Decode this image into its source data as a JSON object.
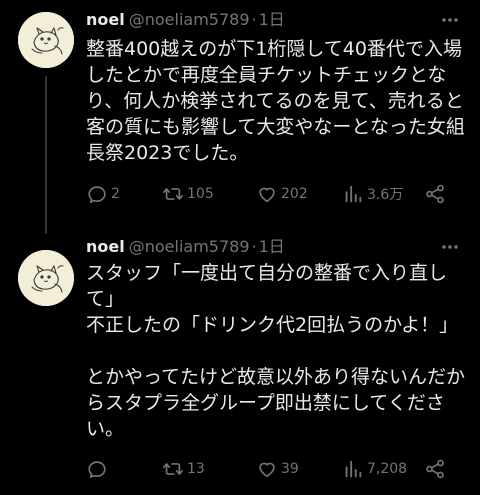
{
  "tweets": [
    {
      "author": {
        "name": "noel",
        "handle": "@noeliam5789"
      },
      "separator": "·",
      "time": "1日",
      "text": "整番400越えのが下1桁隠して40番代で入場したとかで再度全員チケットチェックとなり、何人か検挙されてるのを見て、売れると客の質にも影響して大変やなーとなった女組長祭2023でした。",
      "stats": {
        "replies": "2",
        "retweets": "105",
        "likes": "202",
        "views": "3.6万"
      },
      "icons": {
        "avatar": "cat-doodle-avatar-icon",
        "more": "more-horizontal-icon",
        "reply": "reply-icon",
        "retweet": "retweet-icon",
        "like": "heart-icon",
        "views": "views-bar-icon",
        "share": "share-icon"
      }
    },
    {
      "author": {
        "name": "noel",
        "handle": "@noeliam5789"
      },
      "separator": "·",
      "time": "1日",
      "text": "スタッフ「一度出て自分の整番で入り直して」\n不正したの「ドリンク代2回払うのかよ！」\n\nとかやってたけど故意以外あり得ないんだからスタプラ全グループ即出禁にしてください。",
      "stats": {
        "replies": "",
        "retweets": "13",
        "likes": "39",
        "views": "7,208"
      },
      "icons": {
        "avatar": "cat-doodle-avatar-icon",
        "more": "more-horizontal-icon",
        "reply": "reply-icon",
        "retweet": "retweet-icon",
        "like": "heart-icon",
        "views": "views-bar-icon",
        "share": "share-icon"
      }
    }
  ],
  "colors": {
    "background": "#000000",
    "text_primary": "#e7e9ea",
    "text_secondary": "#71767b",
    "thread_line": "#333639",
    "avatar_bg": "#f3eed7"
  }
}
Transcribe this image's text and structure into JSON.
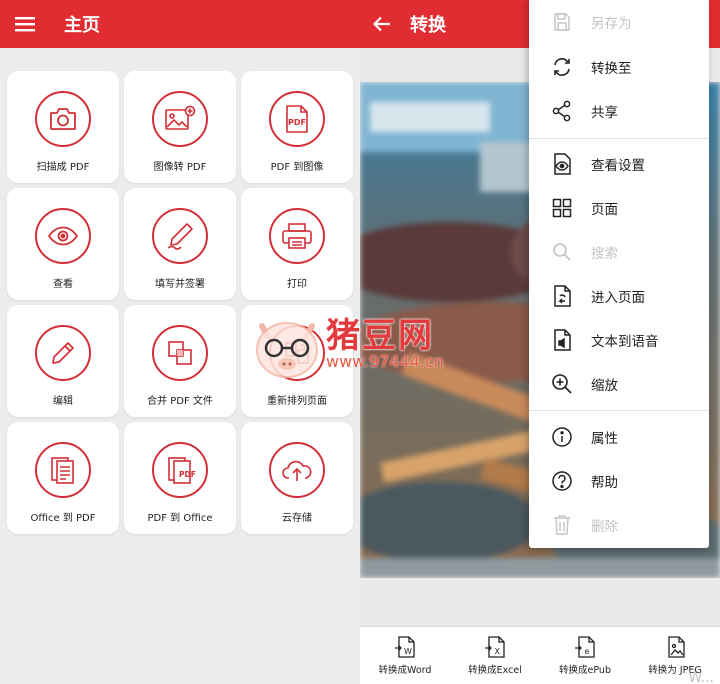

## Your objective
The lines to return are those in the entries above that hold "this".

## Exercise answer
Decode this image into its source data as a JSON object.
Transcribe this image's text and structure into JSON.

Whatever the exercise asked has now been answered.